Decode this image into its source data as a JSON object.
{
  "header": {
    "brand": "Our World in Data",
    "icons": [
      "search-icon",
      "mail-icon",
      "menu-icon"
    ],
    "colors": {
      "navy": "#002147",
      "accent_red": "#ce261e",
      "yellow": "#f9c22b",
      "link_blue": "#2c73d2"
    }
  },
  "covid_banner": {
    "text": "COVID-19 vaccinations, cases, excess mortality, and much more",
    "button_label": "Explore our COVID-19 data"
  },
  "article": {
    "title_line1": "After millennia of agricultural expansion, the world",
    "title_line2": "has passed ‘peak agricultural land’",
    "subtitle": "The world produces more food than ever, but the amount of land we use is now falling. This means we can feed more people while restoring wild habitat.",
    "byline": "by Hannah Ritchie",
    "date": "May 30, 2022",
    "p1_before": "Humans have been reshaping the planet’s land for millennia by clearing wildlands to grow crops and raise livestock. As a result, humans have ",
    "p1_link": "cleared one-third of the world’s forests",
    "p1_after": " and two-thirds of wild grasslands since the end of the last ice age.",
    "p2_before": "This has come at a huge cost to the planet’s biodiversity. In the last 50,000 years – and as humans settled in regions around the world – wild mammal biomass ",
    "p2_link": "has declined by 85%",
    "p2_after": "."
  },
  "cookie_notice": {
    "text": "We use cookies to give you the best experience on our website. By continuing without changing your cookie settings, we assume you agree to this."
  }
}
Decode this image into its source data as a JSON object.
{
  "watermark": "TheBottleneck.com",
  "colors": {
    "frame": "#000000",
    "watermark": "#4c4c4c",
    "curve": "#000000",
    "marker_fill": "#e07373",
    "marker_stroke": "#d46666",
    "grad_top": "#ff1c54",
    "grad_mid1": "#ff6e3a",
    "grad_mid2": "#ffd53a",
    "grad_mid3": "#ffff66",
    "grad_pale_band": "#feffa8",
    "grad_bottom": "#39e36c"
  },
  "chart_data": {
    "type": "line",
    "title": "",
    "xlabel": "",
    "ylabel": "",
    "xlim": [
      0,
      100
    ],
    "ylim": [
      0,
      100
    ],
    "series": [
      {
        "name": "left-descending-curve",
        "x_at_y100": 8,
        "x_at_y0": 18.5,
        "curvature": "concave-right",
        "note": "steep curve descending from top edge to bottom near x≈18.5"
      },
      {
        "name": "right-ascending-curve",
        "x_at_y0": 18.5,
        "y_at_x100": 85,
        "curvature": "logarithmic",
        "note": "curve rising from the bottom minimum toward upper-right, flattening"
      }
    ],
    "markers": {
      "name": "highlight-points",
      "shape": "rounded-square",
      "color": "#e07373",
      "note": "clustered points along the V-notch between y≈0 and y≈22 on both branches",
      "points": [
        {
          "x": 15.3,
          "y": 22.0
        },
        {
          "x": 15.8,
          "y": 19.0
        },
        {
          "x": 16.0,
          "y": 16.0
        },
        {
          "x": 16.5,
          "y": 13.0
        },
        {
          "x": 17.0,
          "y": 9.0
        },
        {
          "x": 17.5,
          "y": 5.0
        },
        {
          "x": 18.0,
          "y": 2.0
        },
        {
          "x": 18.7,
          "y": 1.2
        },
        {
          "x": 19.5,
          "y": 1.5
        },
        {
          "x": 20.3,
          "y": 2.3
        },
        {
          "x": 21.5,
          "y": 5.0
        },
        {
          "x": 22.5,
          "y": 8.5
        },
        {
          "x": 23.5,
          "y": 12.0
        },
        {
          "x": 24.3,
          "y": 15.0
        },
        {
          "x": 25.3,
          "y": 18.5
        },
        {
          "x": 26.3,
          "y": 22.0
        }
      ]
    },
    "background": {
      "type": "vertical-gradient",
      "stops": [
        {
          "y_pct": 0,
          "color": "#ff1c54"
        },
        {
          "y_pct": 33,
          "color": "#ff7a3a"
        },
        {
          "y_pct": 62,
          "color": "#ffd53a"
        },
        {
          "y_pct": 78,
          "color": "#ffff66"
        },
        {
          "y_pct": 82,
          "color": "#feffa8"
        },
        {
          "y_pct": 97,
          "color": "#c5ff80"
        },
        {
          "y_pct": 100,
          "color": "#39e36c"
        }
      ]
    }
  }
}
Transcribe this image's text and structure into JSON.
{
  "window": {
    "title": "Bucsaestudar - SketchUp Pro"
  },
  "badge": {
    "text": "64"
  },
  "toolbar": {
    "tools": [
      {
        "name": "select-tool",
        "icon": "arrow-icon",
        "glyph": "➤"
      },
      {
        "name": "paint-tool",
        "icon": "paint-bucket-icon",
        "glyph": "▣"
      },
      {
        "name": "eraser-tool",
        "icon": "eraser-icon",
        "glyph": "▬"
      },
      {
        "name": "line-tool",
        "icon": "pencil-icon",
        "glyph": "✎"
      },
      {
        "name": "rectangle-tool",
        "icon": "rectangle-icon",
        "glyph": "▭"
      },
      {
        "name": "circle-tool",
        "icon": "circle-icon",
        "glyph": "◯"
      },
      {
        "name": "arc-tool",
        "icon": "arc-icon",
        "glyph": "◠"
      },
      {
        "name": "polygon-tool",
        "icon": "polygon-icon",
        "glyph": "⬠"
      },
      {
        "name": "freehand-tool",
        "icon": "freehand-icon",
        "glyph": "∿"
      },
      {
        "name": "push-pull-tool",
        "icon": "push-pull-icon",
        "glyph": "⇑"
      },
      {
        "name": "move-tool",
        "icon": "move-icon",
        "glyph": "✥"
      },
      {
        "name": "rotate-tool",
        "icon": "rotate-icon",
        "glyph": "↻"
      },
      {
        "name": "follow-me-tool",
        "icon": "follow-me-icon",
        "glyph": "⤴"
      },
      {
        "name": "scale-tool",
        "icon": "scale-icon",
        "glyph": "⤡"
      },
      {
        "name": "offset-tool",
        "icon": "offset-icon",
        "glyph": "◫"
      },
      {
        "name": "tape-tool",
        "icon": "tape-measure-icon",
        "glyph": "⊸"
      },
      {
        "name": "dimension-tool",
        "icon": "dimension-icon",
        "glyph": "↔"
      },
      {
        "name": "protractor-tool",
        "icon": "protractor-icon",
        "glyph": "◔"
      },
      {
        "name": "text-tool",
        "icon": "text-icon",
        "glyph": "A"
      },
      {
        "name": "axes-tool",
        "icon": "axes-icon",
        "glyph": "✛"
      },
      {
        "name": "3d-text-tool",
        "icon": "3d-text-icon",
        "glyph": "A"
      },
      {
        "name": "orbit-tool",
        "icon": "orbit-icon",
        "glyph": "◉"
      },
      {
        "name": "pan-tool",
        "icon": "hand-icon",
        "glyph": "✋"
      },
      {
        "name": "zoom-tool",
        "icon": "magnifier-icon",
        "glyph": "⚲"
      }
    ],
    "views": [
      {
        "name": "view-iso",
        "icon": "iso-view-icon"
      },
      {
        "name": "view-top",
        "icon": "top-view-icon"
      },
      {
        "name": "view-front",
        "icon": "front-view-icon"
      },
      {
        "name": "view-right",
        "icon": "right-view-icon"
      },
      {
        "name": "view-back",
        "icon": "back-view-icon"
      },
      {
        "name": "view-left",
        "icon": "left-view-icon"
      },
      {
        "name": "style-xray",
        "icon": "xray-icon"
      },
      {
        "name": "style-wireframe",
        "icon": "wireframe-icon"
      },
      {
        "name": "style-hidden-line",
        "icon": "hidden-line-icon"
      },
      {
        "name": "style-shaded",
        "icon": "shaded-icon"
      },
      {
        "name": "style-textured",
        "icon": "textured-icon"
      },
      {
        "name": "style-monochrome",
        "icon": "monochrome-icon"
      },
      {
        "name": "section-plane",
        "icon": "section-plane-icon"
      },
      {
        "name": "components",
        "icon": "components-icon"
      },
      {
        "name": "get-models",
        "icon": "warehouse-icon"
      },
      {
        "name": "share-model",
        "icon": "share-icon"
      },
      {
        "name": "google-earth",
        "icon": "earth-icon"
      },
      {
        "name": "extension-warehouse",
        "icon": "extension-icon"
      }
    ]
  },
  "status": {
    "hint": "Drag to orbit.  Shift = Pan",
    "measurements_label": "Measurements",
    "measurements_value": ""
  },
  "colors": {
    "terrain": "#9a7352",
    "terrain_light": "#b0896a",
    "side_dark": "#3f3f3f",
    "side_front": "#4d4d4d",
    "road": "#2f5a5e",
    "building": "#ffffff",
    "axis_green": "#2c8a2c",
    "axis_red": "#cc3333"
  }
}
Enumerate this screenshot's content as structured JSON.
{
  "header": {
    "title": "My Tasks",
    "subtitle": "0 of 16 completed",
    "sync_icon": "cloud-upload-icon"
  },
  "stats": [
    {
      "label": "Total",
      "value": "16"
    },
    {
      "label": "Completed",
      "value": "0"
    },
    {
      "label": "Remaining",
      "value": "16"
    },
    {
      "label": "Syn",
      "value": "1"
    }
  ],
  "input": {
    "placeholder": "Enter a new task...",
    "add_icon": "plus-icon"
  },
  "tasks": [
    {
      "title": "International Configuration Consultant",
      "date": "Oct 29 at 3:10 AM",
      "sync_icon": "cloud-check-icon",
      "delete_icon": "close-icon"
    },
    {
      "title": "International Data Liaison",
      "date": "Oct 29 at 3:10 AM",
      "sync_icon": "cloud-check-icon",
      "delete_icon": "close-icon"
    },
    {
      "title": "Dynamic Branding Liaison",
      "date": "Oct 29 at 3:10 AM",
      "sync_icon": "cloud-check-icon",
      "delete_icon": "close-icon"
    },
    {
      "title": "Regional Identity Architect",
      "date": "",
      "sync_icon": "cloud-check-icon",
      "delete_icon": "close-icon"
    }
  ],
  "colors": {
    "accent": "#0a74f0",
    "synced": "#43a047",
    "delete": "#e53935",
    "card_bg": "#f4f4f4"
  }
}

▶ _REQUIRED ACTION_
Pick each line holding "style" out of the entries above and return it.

▶ _WRITTEN SOLUTION_
        "name": "style-xray",
        "name": "style-wireframe",
        "name": "style-hidden-line",
        "name": "style-shaded",
        "name": "style-textured",
        "name": "style-monochrome",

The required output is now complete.